→ **Activity**:
Lines containing "icon" should be pulled from the material below.

→ **Extracted records**:
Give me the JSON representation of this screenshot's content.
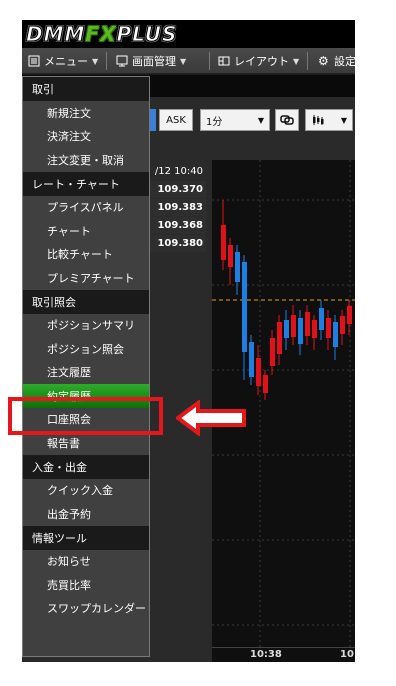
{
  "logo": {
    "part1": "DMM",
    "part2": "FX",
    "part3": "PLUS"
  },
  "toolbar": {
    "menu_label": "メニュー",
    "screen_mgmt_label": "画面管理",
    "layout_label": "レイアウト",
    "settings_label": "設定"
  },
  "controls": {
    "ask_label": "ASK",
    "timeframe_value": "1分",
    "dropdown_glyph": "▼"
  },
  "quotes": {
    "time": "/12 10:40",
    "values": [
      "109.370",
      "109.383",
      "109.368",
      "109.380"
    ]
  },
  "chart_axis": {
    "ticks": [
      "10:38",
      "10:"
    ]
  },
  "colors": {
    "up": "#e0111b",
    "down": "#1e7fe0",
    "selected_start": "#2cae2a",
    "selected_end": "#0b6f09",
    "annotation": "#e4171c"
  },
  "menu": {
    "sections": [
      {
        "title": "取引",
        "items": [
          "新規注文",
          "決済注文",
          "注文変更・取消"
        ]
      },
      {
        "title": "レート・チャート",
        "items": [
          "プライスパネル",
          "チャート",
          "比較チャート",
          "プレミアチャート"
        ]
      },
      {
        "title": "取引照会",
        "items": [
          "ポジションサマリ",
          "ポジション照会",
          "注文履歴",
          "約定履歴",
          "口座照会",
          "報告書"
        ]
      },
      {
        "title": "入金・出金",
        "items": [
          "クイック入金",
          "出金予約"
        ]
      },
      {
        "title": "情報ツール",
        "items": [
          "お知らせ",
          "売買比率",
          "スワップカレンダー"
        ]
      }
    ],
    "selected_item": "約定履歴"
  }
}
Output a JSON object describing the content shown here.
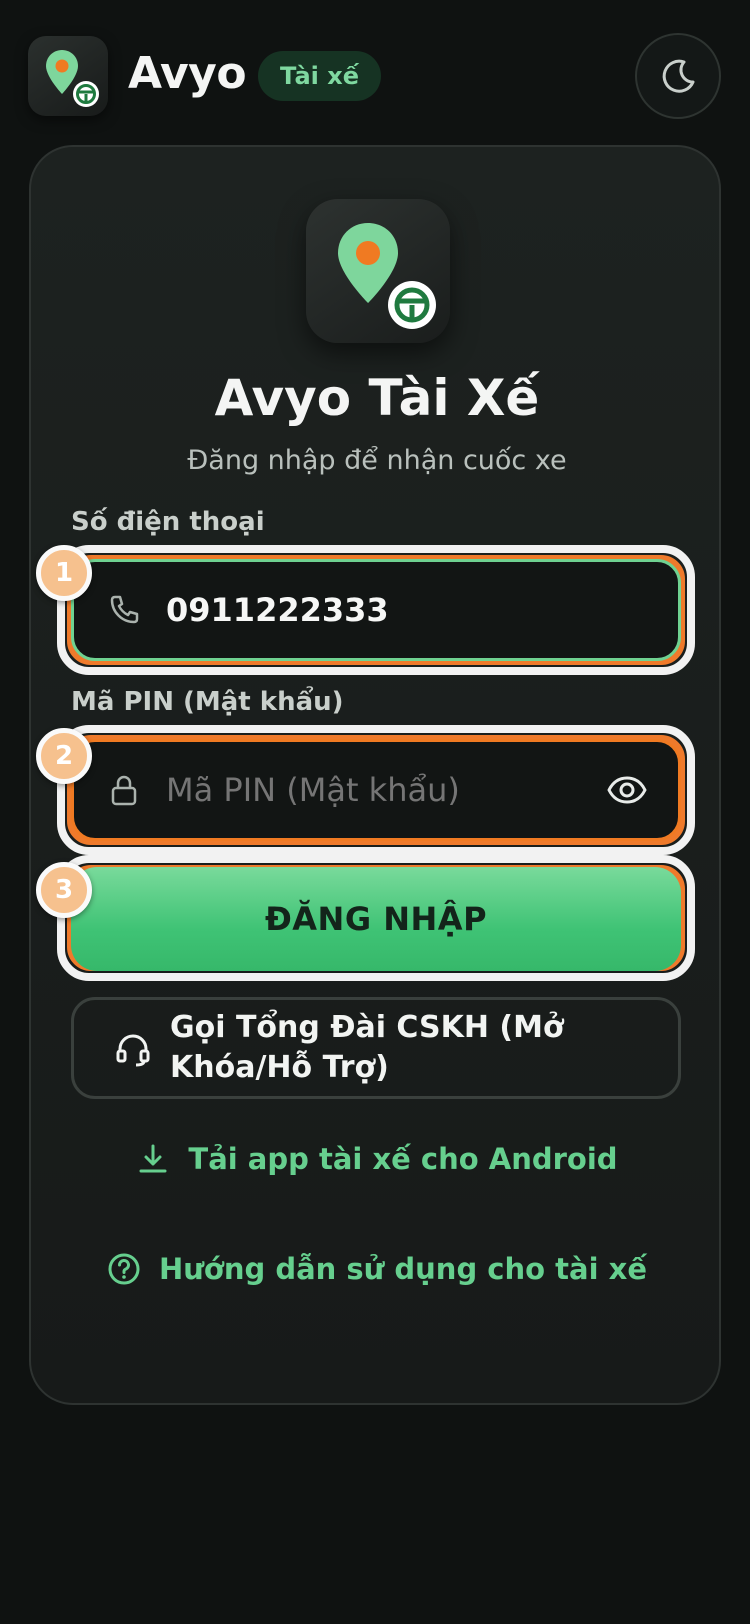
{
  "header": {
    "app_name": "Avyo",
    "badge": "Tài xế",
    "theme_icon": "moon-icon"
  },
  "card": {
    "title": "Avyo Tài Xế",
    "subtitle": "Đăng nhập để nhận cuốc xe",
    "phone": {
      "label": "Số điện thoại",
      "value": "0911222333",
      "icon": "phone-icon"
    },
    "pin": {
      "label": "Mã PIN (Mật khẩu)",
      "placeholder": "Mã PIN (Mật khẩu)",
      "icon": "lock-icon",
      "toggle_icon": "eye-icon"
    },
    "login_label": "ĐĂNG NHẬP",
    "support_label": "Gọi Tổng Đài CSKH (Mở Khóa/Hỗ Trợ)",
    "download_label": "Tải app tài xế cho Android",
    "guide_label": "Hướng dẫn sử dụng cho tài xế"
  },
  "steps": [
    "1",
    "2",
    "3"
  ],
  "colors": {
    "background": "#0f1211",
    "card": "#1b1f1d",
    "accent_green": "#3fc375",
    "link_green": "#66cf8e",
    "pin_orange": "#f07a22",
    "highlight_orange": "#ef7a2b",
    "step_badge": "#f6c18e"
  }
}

→ **Expected output**:
    "theme_icon": "moon-icon"
      "icon": "phone-icon"
      "icon": "lock-icon",
      "toggle_icon": "eye-icon"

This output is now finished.